There are times in traffic situations when cyclists are difficult to detect even for the most advanced vehicle sensors - for example, when they are obscured for a few seconds by a stopping bus. In the project Reallabor Hamburg Fraunhofer FOKUS used its Eclipse MOSAIC simulation framework to demonstrate that uninterrupted object detection can be achieved by fusing LIDAR data from multiple automated cars, thus providing even better protection for particularly vulnerable road users in the future.

In contrast to people in cars, buses or trucks, people traveling by bike, on foot or e-scooters are less protected in the event of a collision. For this reason, Fraunhofer FOKUS has been working over the past 1.5 years with industry partners in the project Reallabor Hamburg to develop and evaluate technologies and applications for better digital integration and thus for better protection of the so-called “Vulnerable Road Users” (VRU).

Automated cars are already able to precisely locate themselves and other automated vehicles thanks to their various sensors, but of all on the street VRU are left out in the cold. Therefore, one focus of the FOKUS research team was developing a highly accurate localization of VRUs. GPS data from the VRU's smartphones was used for this purpose, which is compared with digital maps. The data is stored and analyzed in a local cloud – Mobile Edge Cloud, or MEC for short. This location-as-a-service (LaaS) can be integrated into collision warning apps, for example, to improve their reliability.

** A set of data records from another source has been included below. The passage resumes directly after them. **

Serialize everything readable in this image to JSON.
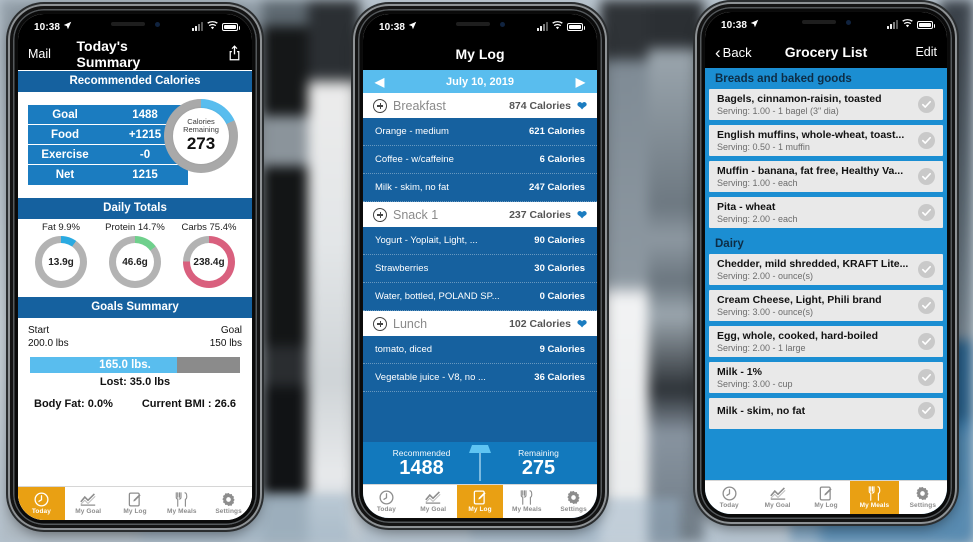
{
  "status_bar": {
    "time": "10:38",
    "location_icon": "location-arrow-icon",
    "signal_icon": "cellular-bars-icon",
    "wifi_icon": "wifi-icon",
    "battery_icon": "battery-icon"
  },
  "tabs": [
    {
      "label": "Today",
      "icon": "clock-icon"
    },
    {
      "label": "My Goal",
      "icon": "line-chart-icon"
    },
    {
      "label": "My Log",
      "icon": "notepad-pencil-icon"
    },
    {
      "label": "My Meals",
      "icon": "fork-knife-icon"
    },
    {
      "label": "Settings",
      "icon": "gear-icon"
    }
  ],
  "colors": {
    "header_blue": "#15619f",
    "row_blue": "#1b7cc0",
    "light_blue": "#59bdee",
    "accent_orange": "#e9a013",
    "grocery_blue": "#1b8ed2",
    "fat": "#2aaae1",
    "protein": "#6fd08c",
    "carbs": "#d9607e",
    "track_gray": "#b0b0b0"
  },
  "phone1": {
    "nav": {
      "left": "Mail",
      "title": "Today's Summary",
      "right_icon": "share-icon"
    },
    "recommended": {
      "header": "Recommended Calories",
      "rows": [
        {
          "label": "Goal",
          "value": "1488"
        },
        {
          "label": "Food",
          "value": "+1215"
        },
        {
          "label": "Exercise",
          "value": "-0"
        },
        {
          "label": "Net",
          "value": "1215"
        }
      ],
      "donut": {
        "label_line1": "Calories",
        "label_line2": "Remaining",
        "value": "273",
        "percent": 18
      }
    },
    "daily_totals": {
      "header": "Daily Totals",
      "macros": [
        {
          "label": "Fat 9.9%",
          "value": "13.9g",
          "percent": 9.9,
          "color": "#2aaae1"
        },
        {
          "label": "Protein 14.7%",
          "value": "46.6g",
          "percent": 14.7,
          "color": "#6fd08c"
        },
        {
          "label": "Carbs 75.4%",
          "value": "238.4g",
          "percent": 75.4,
          "color": "#d9607e"
        }
      ]
    },
    "goals": {
      "header": "Goals Summary",
      "start_label": "Start",
      "start_value": "200.0 lbs",
      "goal_label": "Goal",
      "goal_value": "150 lbs",
      "current": "165.0 lbs.",
      "progress_percent": 70,
      "lost": "Lost:  35.0 lbs",
      "body_fat": "Body Fat: 0.0%",
      "bmi": "Current BMI : 26.6"
    },
    "active_tab": 0
  },
  "phone2": {
    "nav": {
      "title": "My Log"
    },
    "date": "July 10, 2019",
    "prev_icon": "triangle-left-icon",
    "next_icon": "triangle-right-icon",
    "entries": [
      {
        "type": "meal",
        "name": "Breakfast",
        "calories": "874 Calories"
      },
      {
        "type": "food",
        "name": "Orange - medium",
        "calories": "621 Calories"
      },
      {
        "type": "food",
        "name": "Coffee - w/caffeine",
        "calories": "6 Calories"
      },
      {
        "type": "food",
        "name": "Milk - skim, no fat",
        "calories": "247 Calories"
      },
      {
        "type": "meal",
        "name": "Snack 1",
        "calories": "237 Calories"
      },
      {
        "type": "food",
        "name": "Yogurt - Yoplait, Light, ...",
        "calories": "90 Calories"
      },
      {
        "type": "food",
        "name": "Strawberries",
        "calories": "30 Calories"
      },
      {
        "type": "food",
        "name": "Water, bottled, POLAND SP...",
        "calories": "0 Calories"
      },
      {
        "type": "meal",
        "name": "Lunch",
        "calories": "102 Calories"
      },
      {
        "type": "food",
        "name": "tomato, diced",
        "calories": "9 Calories"
      },
      {
        "type": "food",
        "name": "Vegetable juice - V8, no ...",
        "calories": "36 Calories"
      }
    ],
    "summary": {
      "recommended_label": "Recommended",
      "recommended_value": "1488",
      "remaining_label": "Remaining",
      "remaining_value": "275"
    },
    "active_tab": 2
  },
  "phone3": {
    "nav": {
      "back": "Back",
      "title": "Grocery List",
      "right": "Edit"
    },
    "sections": [
      {
        "title": "Breads and baked goods",
        "items": [
          {
            "name": "Bagels, cinnamon-raisin, toasted",
            "serving": "Serving: 1.00 - 1 bagel (3\" dia)"
          },
          {
            "name": "English muffins, whole-wheat, toast...",
            "serving": "Serving: 0.50 - 1 muffin"
          },
          {
            "name": "Muffin - banana, fat free, Healthy Va...",
            "serving": "Serving: 1.00 - each"
          },
          {
            "name": "Pita - wheat",
            "serving": "Serving: 2.00 - each"
          }
        ]
      },
      {
        "title": "Dairy",
        "items": [
          {
            "name": "Chedder, mild shredded, KRAFT Lite...",
            "serving": "Serving: 2.00 - ounce(s)"
          },
          {
            "name": "Cream Cheese, Light, Phili brand",
            "serving": "Serving: 3.00 - ounce(s)"
          },
          {
            "name": "Egg, whole, cooked, hard-boiled",
            "serving": "Serving: 2.00 - 1 large"
          },
          {
            "name": "Milk - 1%",
            "serving": "Serving: 3.00 - cup"
          },
          {
            "name": "Milk - skim, no fat",
            "serving": ""
          }
        ]
      }
    ],
    "active_tab": 3
  }
}
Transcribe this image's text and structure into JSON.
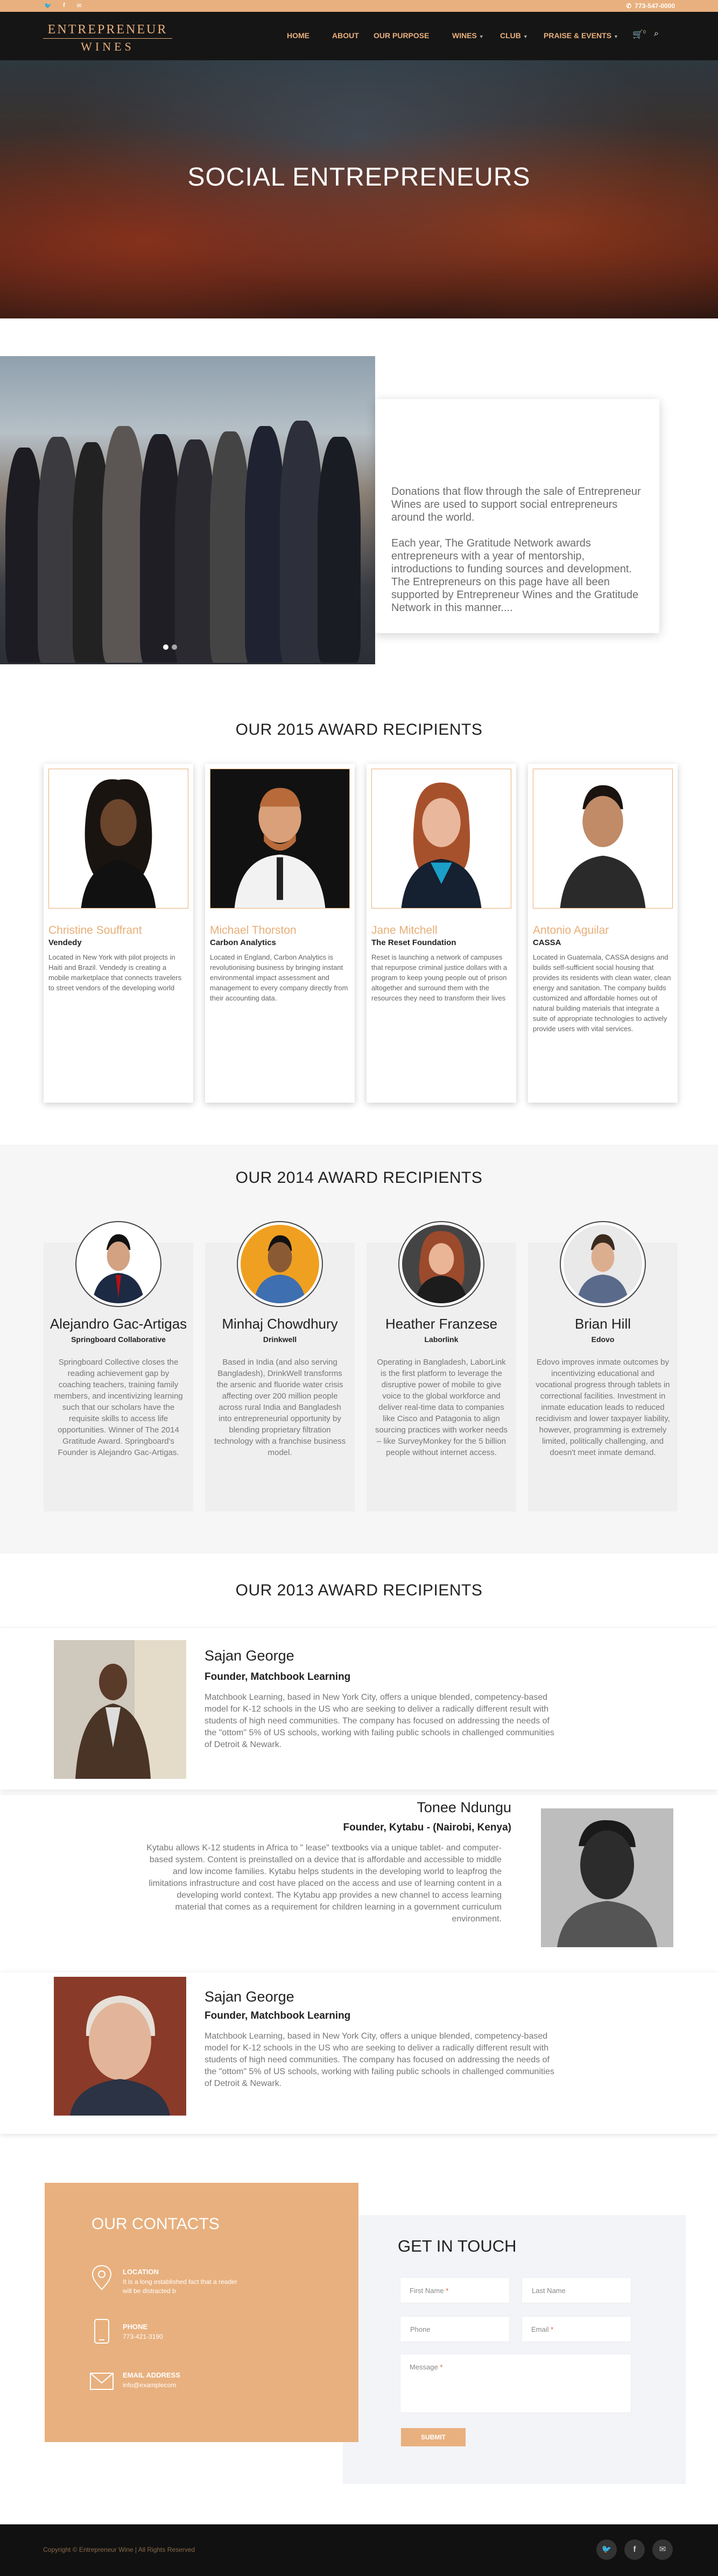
{
  "topbar": {
    "social": [
      {
        "icon": "twitter-icon",
        "glyph": "🐦"
      },
      {
        "icon": "facebook-icon",
        "glyph": "f"
      },
      {
        "icon": "mail-icon",
        "glyph": "✉"
      }
    ],
    "phone": "773-547-0000"
  },
  "nav": {
    "logo_line1": "ENTREPRENEUR",
    "logo_line2": "WINES",
    "items": [
      "HOME",
      "ABOUT",
      "OUR PURPOSE",
      "WINES",
      "CLUB",
      "PRAISE & EVENTS"
    ],
    "cart_count": "0"
  },
  "hero": {
    "title": "SOCIAL ENTREPRENEURS"
  },
  "intro": {
    "p1": "Donations that flow through the sale of Entrepreneur Wines are used to support social entrepreneurs around the world.",
    "p2": "Each year, The Gratitude Network awards entrepreneurs with a year of mentorship, introductions to funding sources and development. The Entrepreneurs on this page have all been supported by Entrepreneur Wines and the Gratitude Network in this manner...."
  },
  "awards2015": {
    "heading": "OUR 2015 AWARD RECIPIENTS",
    "people": [
      {
        "name": "Christine Souffrant",
        "org": "Vendedy",
        "desc": "Located in New York with pilot projects in Haiti and Brazil. Vendedy is creating a mobile marketplace that connects travelers to street vendors of the developing world"
      },
      {
        "name": "Michael Thorston",
        "org": "Carbon Analytics",
        "desc": "Located in England, Carbon Analytics is revolutionising business by bringing instant environmental impact assessment and management to every company directly from their accounting data."
      },
      {
        "name": "Jane Mitchell",
        "org": "The Reset Foundation",
        "desc": "Reset is launching a network of campuses that repurpose criminal justice dollars with a program to keep young people out of prison altogether and surround them with the resources they need to transform their lives"
      },
      {
        "name": "Antonio Aguilar",
        "org": "CASSA",
        "desc": "Located in Guatemala, CASSA designs and builds self-sufficient social housing that provides its residents with clean water, clean energy and sanitation. The company builds customized and affordable homes out of natural building materials that integrate a suite of appropriate technologies to actively provide users with vital services."
      }
    ]
  },
  "awards2014": {
    "heading": "OUR 2014 AWARD RECIPIENTS",
    "people": [
      {
        "name": "Alejandro Gac-Artigas",
        "org": "Springboard Collaborative",
        "desc": "Springboard Collective closes the reading achievement gap by coaching teachers, training family members, and incentivizing learning such that our scholars have the requisite skills to access life opportunities. Winner of The 2014 Gratitude Award. Springboard's Founder is Alejandro Gac-Artigas."
      },
      {
        "name": "Minhaj Chowdhury",
        "org": "Drinkwell",
        "desc": "Based in India (and also serving Bangladesh), DrinkWell transforms the arsenic and fluoride water crisis affecting over 200 million people across rural India and Bangladesh into entrepreneurial opportunity by blending proprietary filtration technology with a franchise business model."
      },
      {
        "name": "Heather Franzese",
        "org": "Laborlink",
        "desc": "Operating in Bangladesh, LaborLink is the first platform to leverage the disruptive power of mobile to give voice to the global workforce and deliver real-time data to companies like Cisco and Patagonia to align sourcing practices with worker needs – like SurveyMonkey for the 5 billion people without internet access."
      },
      {
        "name": "Brian Hill",
        "org": "Edovo",
        "desc": "Edovo improves inmate outcomes by incentivizing educational and vocational progress through tablets in correctional facilities. Investment in inmate education leads to reduced recidivism and lower taxpayer liability, however, programming is extremely limited, politically challenging, and doesn't meet inmate demand."
      }
    ]
  },
  "awards2013": {
    "heading": "OUR 2013 AWARD RECIPIENTS",
    "people": [
      {
        "name": "Sajan George",
        "role": "Founder, Matchbook Learning",
        "desc": "Matchbook Learning, based in New York City, offers a unique blended, competency-based model for K-12 schools in the US who are seeking to deliver a radically different result with students of high need communities. The company has focused on addressing the needs of the \"ottom\" 5% of US schools, working with failing public schools in challenged communities of Detroit & Newark."
      },
      {
        "name": "Tonee Ndungu",
        "role": "Founder, Kytabu - (Nairobi, Kenya)",
        "desc": "Kytabu allows K-12 students in Africa to \" lease\" textbooks via a unique tablet- and computer-based system. Content is preinstalled on a device that is affordable and accessible to middle and low income families. Kytabu helps students in the developing world to leapfrog the limitations infrastructure and cost have placed on the access and use of learning content in a developing world context. The Kytabu app provides a new channel to access learning material that comes as a requirement for children learning in a government curriculum environment."
      },
      {
        "name": "Sajan George",
        "role": "Founder, Matchbook Learning",
        "desc": "Matchbook Learning, based in New York City, offers a unique blended, competency-based model for K-12 schools in the US who are seeking to deliver a radically different result with students of high need communities. The company has focused on addressing the needs of the \"ottom\" 5% of US schools, working with failing public schools in challenged communities of Detroit & Newark."
      }
    ]
  },
  "contacts": {
    "heading": "OUR CONTACTS",
    "location_label": "LOCATION",
    "location_value": "It is a long established fact that a reader will be distracted b",
    "phone_label": "PHONE",
    "phone_value": "773-421-3190",
    "email_label": "EMAIL ADDRESS",
    "email_value": "info@examplecom"
  },
  "form": {
    "heading": "GET IN TOUCH",
    "first_name": "First Name",
    "last_name": "Last Name",
    "phone": "Phone",
    "email": "Email",
    "message": "Message",
    "required_mark": "*",
    "submit": "SUBMIT"
  },
  "footer": {
    "copyright": "Copyright © Entrepreneur Wine | All Rights Reserved",
    "social": [
      {
        "icon": "twitter-icon",
        "glyph": "🐦"
      },
      {
        "icon": "facebook-icon",
        "glyph": "f"
      },
      {
        "icon": "mail-icon",
        "glyph": "✉"
      }
    ]
  },
  "colors": {
    "accent": "#e8b07e",
    "dark": "#151515",
    "text": "#555555"
  }
}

The team also demonstrated in a simulation that fusion of LIDAR data from neighboring cars traveling within approximately 100 m avoids blind spots in the object perception of these vehicles, ensuring that VRUs are detected in traffic without interruptions. As with LaaS, the fusion is also performed in the MEC.

For this purpose, the researchers from the Smart Mobility business unit simulated a potentially dangerous traffic situation at Sievekingplatz near the Hamburg Trade Fair with three highly automated cars, a bus that is currently stopping at a station, a bike path that runs right past the bus stop, and a person riding a bike. For this, they coupled simulators with their open-source simulation framework Eclipse MOSAIC for the road users, the communication, and the application, in this case the LIDAR data fusion in the MEC. The detailed vehicle simulator Phabmacs developed by FOKUS was integrated for the movements of the road users and the LIDAR sensor technology.

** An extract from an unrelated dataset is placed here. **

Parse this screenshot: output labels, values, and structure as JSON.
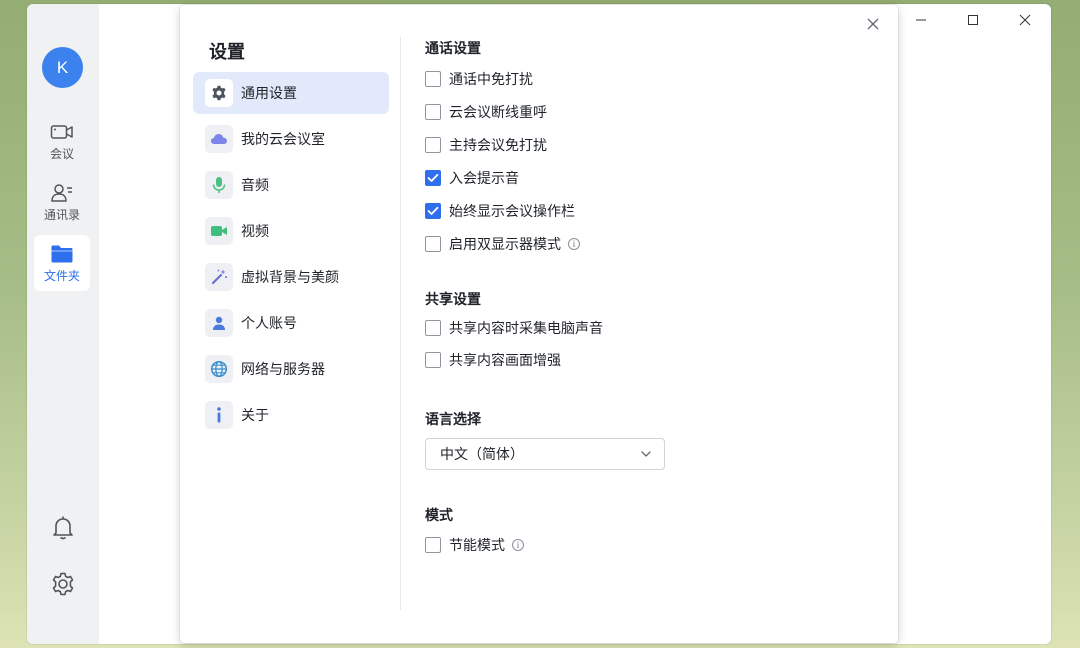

The simulation was choreographed in such a way that one of the three vehicles cannot perceive the person on the bicycle for two seconds, even in the safety-relevant close range, because the person is obscured by the bus. During the simulation, each vehicle's regularly recorded LIDAR point clouds were communicated to the MEC server for processing. This improved subsequent object detection so that all three vehicles were able to perceive the person on the bicycle at all times. Typically, automated cars use only their own sensor data for object detection. The simulation showed that an optimal result is achieved when the LIDAR data is integrated prior, rather than fusing the bounding boxes that indicate object detection later. The team also found improved perception is even obtained when the most accurate detection of a cyclist from one car is shared between cars in the vicinity.

In addition to the blind spot assistant, drivers could thus be warned of obscured VRU in the future and accidents avoided.

The Reallabor Hamburg project was completed at the end of 2021 after 1.5 years. It was funded by the German Federal Ministry of Transport and Digital Infrastructure (BMVI) with around 20.5 million euros. A total of 11 subprojects demonstrated which digital mobility solutions can prove themselves under actual conditions and offer people real added value.